DIRECTIONS
Check every line below for the word "Gestão" and copy the ones that have it.

Dataset rows describing interfaces
______

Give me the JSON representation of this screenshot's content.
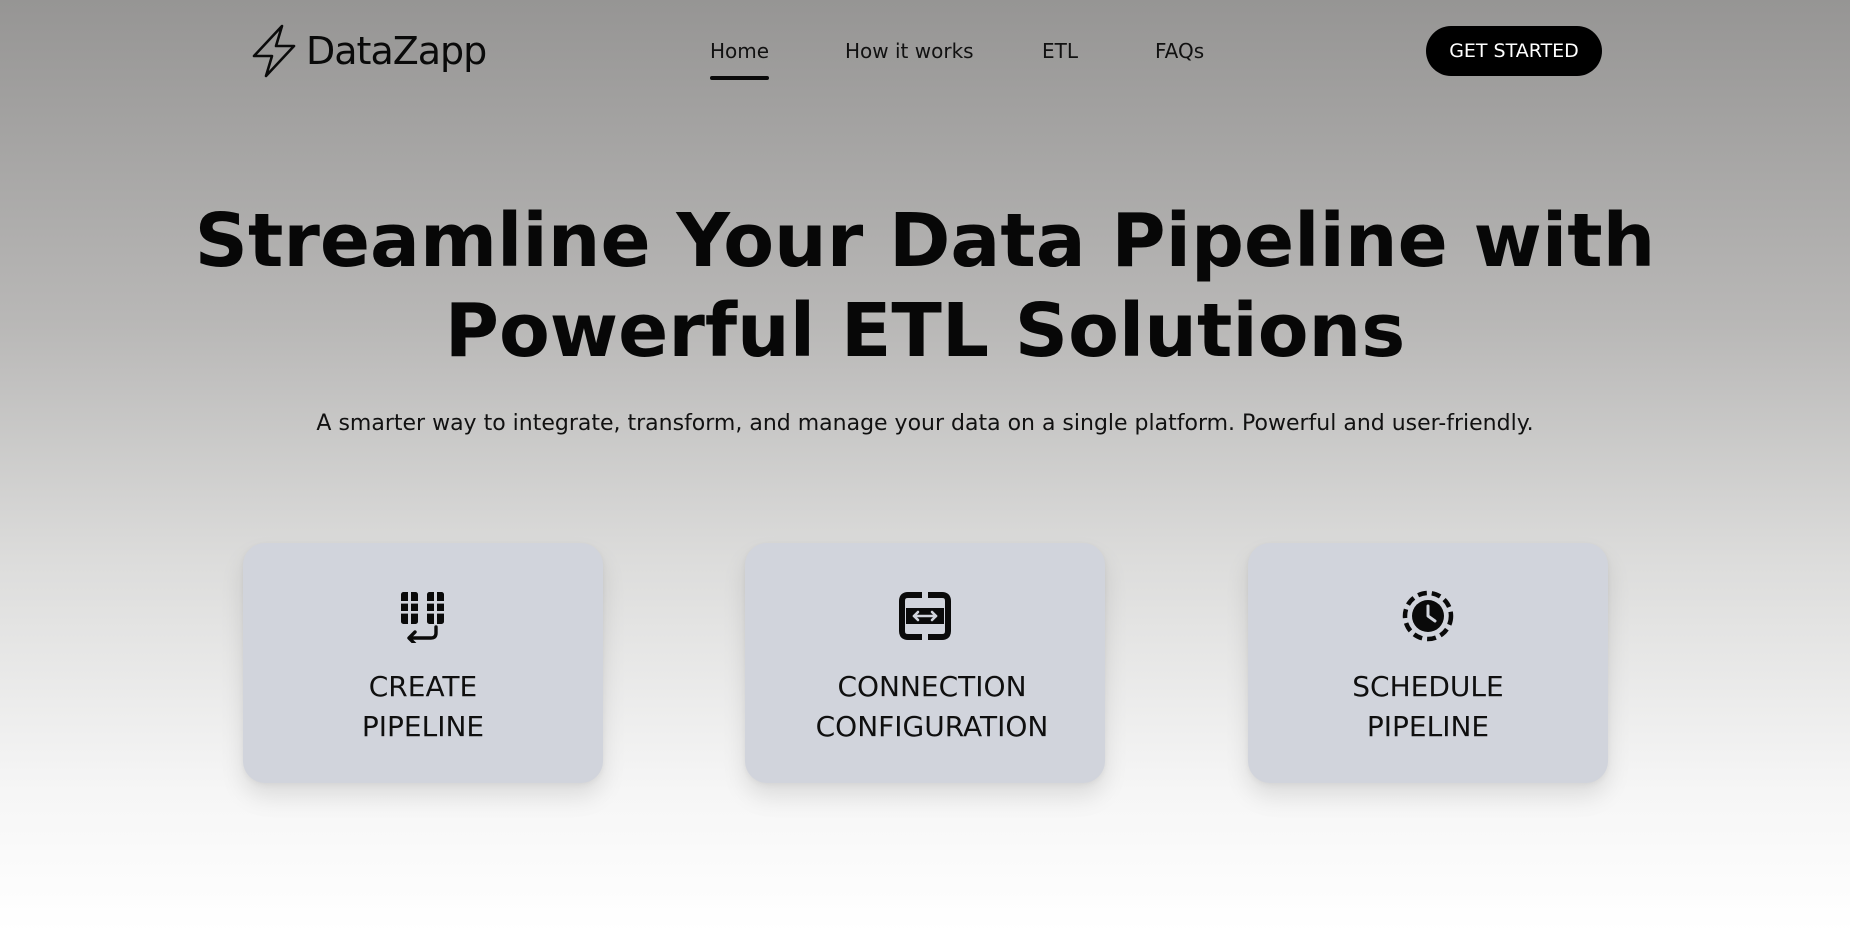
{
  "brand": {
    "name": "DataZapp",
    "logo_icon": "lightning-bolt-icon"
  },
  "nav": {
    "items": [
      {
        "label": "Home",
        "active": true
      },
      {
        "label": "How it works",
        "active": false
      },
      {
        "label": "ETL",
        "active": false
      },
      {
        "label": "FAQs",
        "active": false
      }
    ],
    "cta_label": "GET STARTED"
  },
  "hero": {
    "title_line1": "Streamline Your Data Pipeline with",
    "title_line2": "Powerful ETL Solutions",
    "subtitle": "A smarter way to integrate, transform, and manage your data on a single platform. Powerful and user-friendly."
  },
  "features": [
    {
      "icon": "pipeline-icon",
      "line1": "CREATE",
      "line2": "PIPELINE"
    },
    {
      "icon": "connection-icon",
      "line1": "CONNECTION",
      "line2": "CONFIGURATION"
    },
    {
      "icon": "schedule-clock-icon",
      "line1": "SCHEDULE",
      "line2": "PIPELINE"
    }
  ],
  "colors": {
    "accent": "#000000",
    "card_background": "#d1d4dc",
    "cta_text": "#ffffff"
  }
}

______

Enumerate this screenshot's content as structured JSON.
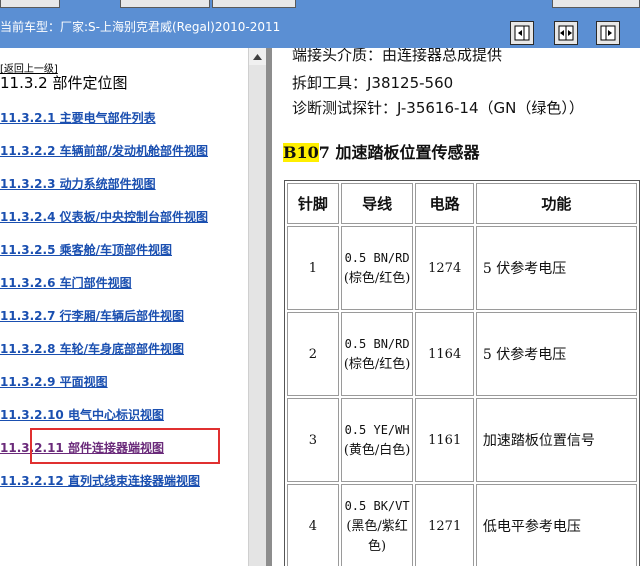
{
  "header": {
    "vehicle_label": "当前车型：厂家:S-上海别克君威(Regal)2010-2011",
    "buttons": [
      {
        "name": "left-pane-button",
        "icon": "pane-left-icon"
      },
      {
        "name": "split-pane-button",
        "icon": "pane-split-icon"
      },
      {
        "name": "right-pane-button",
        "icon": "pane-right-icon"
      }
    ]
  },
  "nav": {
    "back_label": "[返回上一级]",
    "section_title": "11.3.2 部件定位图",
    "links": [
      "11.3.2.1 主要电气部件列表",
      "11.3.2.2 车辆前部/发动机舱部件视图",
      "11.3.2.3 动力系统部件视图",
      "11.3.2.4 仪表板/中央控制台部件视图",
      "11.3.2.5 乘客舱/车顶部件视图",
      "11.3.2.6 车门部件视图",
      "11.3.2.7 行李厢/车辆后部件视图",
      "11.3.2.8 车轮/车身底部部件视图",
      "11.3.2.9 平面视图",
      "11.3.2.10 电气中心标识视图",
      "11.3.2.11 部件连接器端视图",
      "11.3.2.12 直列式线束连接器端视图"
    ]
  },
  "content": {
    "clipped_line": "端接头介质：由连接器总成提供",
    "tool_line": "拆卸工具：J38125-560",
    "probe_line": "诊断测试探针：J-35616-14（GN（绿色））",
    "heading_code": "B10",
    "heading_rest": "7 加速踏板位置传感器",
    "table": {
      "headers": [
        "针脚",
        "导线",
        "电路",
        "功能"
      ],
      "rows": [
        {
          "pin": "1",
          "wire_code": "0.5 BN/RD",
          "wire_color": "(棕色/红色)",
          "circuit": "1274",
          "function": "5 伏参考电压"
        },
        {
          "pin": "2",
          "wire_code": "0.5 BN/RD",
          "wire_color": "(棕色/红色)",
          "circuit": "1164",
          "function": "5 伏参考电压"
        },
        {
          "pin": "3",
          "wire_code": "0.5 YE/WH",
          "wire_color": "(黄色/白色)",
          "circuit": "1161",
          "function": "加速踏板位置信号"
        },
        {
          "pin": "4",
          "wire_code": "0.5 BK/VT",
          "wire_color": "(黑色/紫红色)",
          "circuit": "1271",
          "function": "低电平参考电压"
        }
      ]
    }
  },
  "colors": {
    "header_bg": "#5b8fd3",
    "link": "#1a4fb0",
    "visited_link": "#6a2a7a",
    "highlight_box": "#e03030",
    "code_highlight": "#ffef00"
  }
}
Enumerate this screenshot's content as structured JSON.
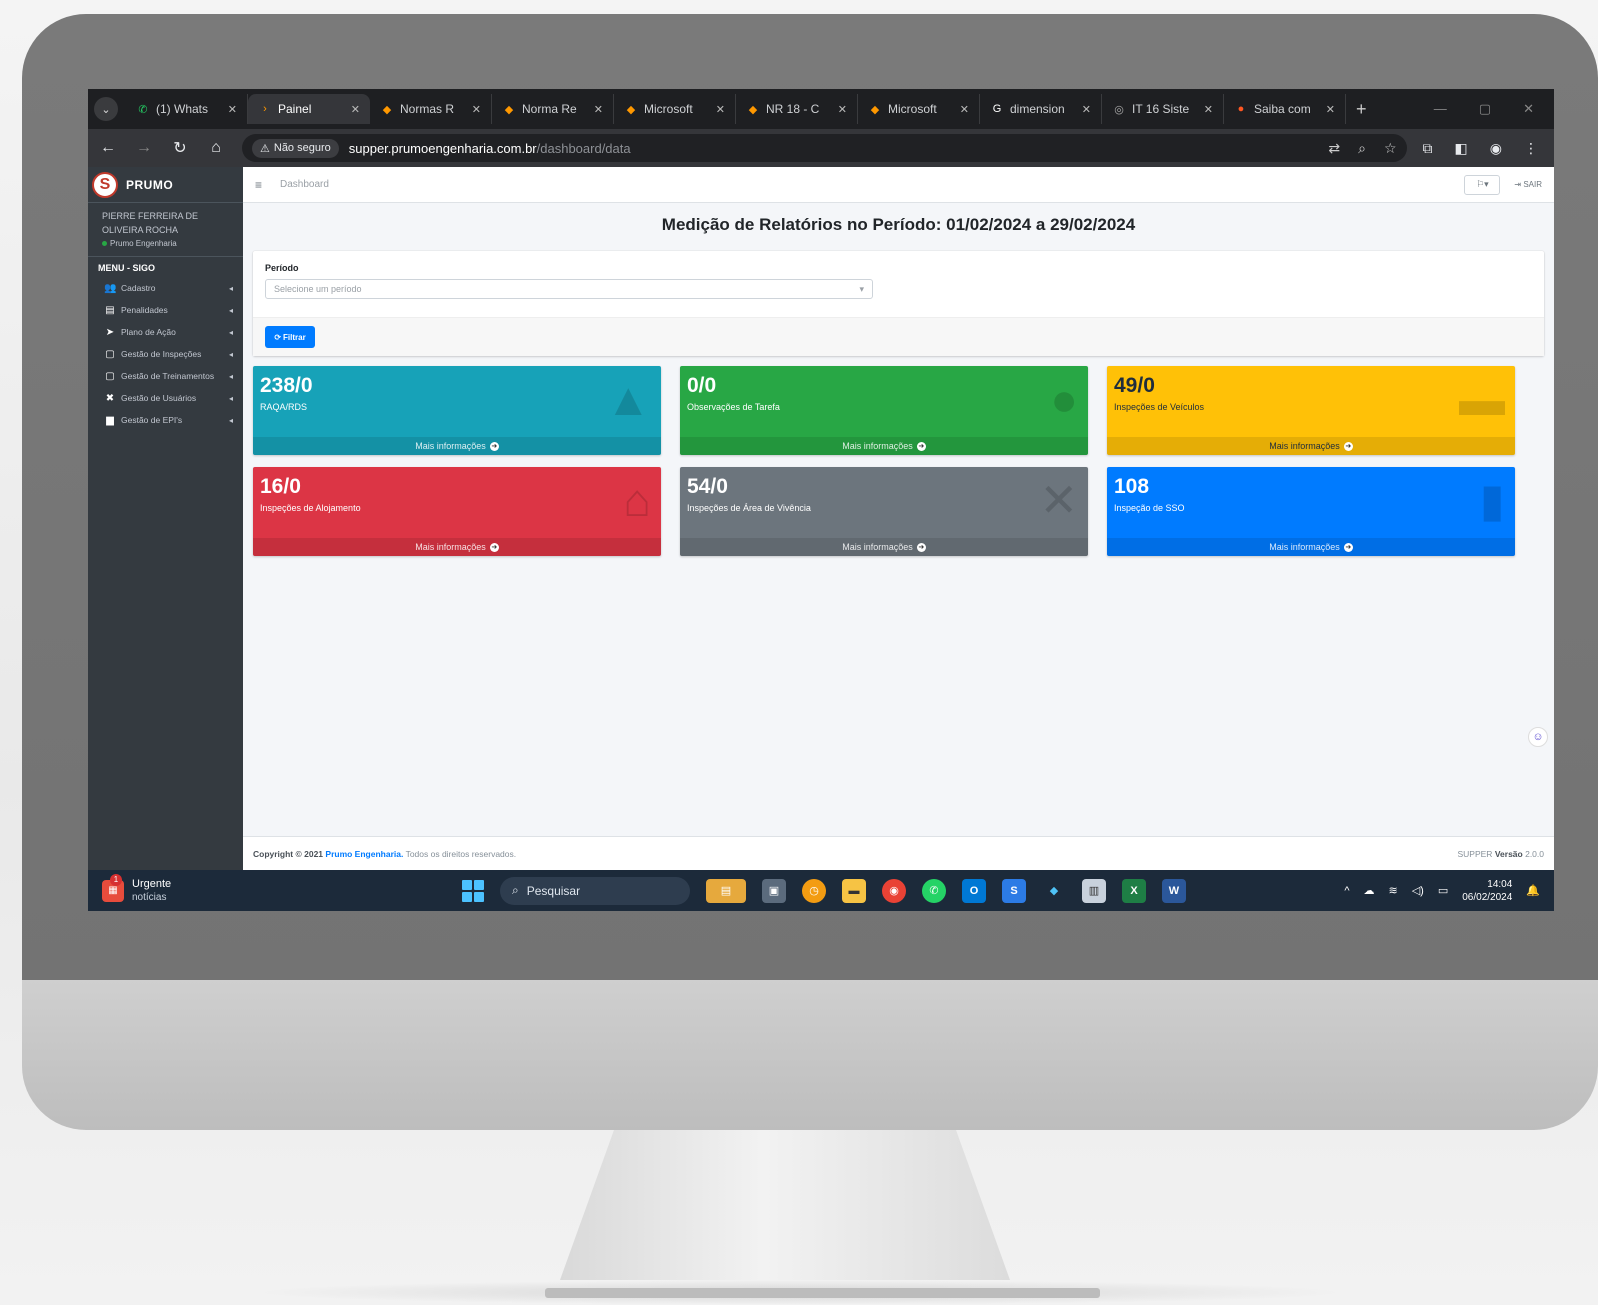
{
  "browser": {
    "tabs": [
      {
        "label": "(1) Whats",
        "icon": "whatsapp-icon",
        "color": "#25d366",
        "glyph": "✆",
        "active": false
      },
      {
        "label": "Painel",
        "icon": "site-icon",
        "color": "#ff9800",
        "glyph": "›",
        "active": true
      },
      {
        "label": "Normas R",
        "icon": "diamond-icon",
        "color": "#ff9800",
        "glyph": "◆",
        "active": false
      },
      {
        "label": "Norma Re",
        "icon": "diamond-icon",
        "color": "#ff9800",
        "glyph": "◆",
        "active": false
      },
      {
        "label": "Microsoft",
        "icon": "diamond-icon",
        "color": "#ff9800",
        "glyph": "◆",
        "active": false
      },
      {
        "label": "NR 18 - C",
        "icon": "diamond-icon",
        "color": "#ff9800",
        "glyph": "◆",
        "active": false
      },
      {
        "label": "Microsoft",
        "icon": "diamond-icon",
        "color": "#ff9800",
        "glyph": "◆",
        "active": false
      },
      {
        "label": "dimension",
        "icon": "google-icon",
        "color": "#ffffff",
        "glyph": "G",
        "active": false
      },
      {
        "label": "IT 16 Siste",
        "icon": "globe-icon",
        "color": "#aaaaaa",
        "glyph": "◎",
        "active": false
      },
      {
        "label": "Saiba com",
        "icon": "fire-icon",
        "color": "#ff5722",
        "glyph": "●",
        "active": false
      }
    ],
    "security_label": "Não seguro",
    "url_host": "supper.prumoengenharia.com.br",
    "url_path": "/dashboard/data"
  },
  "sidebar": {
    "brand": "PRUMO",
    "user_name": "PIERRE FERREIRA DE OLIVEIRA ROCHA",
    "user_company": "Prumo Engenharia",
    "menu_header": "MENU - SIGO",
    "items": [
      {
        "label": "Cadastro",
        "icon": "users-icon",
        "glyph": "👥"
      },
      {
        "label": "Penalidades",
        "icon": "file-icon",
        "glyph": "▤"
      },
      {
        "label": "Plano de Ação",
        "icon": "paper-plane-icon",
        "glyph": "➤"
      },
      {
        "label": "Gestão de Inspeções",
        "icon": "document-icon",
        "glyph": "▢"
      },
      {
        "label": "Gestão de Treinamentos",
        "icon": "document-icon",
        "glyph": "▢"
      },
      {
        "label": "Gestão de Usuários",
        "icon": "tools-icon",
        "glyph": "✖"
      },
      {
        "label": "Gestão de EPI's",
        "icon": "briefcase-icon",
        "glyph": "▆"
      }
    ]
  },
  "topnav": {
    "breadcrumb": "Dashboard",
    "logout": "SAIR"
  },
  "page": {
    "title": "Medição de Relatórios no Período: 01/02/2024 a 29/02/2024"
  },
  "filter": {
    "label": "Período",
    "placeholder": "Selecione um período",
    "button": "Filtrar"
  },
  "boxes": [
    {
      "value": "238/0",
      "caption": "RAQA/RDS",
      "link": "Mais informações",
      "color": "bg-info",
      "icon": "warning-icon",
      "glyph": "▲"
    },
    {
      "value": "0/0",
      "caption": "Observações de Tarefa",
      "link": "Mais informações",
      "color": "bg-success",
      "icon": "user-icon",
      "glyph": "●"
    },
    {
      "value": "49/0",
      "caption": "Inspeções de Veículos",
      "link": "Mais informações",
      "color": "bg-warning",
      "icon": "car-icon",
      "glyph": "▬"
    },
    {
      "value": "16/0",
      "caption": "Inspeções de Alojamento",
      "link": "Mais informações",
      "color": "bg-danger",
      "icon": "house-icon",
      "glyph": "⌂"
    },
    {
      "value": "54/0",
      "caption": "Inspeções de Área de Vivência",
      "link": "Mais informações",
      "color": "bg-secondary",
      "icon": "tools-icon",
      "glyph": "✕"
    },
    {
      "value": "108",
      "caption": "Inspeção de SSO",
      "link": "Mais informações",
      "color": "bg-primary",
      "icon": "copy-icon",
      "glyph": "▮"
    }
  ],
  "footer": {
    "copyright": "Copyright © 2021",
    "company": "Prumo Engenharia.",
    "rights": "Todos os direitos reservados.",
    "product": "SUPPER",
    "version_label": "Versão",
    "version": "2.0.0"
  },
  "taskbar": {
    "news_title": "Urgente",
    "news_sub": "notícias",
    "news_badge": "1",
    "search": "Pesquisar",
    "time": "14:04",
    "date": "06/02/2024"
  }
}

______

WORKED SOLUTION
        "label": "Gestão de Inspeções",
        "label": "Gestão de Treinamentos",
        "label": "Gestão de Usuários",
        "label": "Gestão de EPI's",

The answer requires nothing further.